We have used a Philips Norelco electric shaver that we had bought at Costco off and on for years. (When we didn’t use it, we shaved with various one/two/three/four-blade models, which gave closer shaves. But the convenience and absence of cuts of an electric razor, especially when traveling, makes it practical.) Like any cutting tool, it needs to be sharpened or have its cutting surfaces replaced. Philips Norelco recommends that the shaving heads be replaced every year at the cost of $30. If you search Amazon with a “Norelco-replacement-heads” phrase, you get a plethora of products with a wide range of prices ($14-70), many of them without packaging. The same situation exists for a wide range of products sold by Amazon. Fortunately, there are some companies that are fighting back.
Most people likely ignore the “Http” or “Https” prefix to a website’s name. But if the information they are entering or working with is confidential, they want to avoid websites with the “Http” prefix. In 2017 Google started pressuring website owners to encrypt communication between the user and the website. The Chrome browser is making it increasingly obvious whether or not a site is secure.
In our earlier days we wrote the software. We, or one or more colleagues, tested it in a variety of ways to make sure that it did what we thought it should do. As time passed the software became more complicated, and the penalties of mistakes increased, so the testing had to become more complicated.
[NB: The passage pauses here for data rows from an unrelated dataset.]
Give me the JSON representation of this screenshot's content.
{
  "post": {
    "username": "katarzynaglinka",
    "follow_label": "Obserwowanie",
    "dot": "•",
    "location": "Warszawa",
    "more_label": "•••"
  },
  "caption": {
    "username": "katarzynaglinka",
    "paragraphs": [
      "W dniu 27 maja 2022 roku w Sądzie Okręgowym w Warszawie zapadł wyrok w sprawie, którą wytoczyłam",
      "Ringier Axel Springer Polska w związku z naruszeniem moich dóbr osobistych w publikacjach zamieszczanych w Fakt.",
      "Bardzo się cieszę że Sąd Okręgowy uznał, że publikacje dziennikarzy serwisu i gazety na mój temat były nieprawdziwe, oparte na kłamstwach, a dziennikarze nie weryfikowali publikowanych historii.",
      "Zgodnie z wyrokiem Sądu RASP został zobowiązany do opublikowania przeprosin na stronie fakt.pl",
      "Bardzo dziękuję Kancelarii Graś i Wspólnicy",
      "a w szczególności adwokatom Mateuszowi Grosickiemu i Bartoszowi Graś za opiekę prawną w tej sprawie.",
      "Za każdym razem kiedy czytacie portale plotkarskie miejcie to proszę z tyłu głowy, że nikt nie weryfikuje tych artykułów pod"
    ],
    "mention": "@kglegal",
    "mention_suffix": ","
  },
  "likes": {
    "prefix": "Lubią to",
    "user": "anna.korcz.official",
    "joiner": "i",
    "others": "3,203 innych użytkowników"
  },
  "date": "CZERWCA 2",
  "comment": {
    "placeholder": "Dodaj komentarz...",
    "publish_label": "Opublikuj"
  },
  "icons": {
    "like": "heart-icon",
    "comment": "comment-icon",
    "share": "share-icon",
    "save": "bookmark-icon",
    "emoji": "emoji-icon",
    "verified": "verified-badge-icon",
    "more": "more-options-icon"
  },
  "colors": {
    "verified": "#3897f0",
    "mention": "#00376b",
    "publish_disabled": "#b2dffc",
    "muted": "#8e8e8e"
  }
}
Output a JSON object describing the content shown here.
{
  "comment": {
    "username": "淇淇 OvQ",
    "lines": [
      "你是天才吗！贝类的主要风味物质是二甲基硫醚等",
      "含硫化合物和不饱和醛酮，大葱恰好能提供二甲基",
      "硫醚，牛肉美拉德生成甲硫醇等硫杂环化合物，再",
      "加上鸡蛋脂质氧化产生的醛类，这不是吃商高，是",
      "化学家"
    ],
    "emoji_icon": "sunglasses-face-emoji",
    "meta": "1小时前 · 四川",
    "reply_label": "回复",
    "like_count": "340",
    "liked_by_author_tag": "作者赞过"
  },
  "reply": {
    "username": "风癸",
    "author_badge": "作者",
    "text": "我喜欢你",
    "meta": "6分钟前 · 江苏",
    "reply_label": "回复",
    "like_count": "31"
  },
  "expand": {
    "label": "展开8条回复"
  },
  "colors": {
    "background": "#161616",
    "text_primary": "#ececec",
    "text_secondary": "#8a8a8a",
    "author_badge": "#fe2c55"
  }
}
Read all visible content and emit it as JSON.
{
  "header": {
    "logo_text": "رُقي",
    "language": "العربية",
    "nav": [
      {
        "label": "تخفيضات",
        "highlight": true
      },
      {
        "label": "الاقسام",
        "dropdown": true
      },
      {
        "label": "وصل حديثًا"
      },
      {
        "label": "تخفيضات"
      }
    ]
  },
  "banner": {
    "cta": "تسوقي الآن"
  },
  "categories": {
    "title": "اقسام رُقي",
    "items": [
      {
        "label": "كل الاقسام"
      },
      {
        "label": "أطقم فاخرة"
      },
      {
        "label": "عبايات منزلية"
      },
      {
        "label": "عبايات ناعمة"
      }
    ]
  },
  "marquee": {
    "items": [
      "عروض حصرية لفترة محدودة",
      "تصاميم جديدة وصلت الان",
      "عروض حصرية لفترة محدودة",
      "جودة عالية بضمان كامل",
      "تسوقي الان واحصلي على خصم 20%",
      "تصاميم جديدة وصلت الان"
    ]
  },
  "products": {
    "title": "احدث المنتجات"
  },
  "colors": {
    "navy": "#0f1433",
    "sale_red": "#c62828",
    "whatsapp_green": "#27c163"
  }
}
In addition, an increasing number of malevolent hackers emerged, necessitating increasingly draconian measures to key them at bay. Even then, the size and complexity of code these days make it very difficult to cover all the possibilities. Fortunately there is a government body, the US National Security Agency, that was doing its mission appropriately.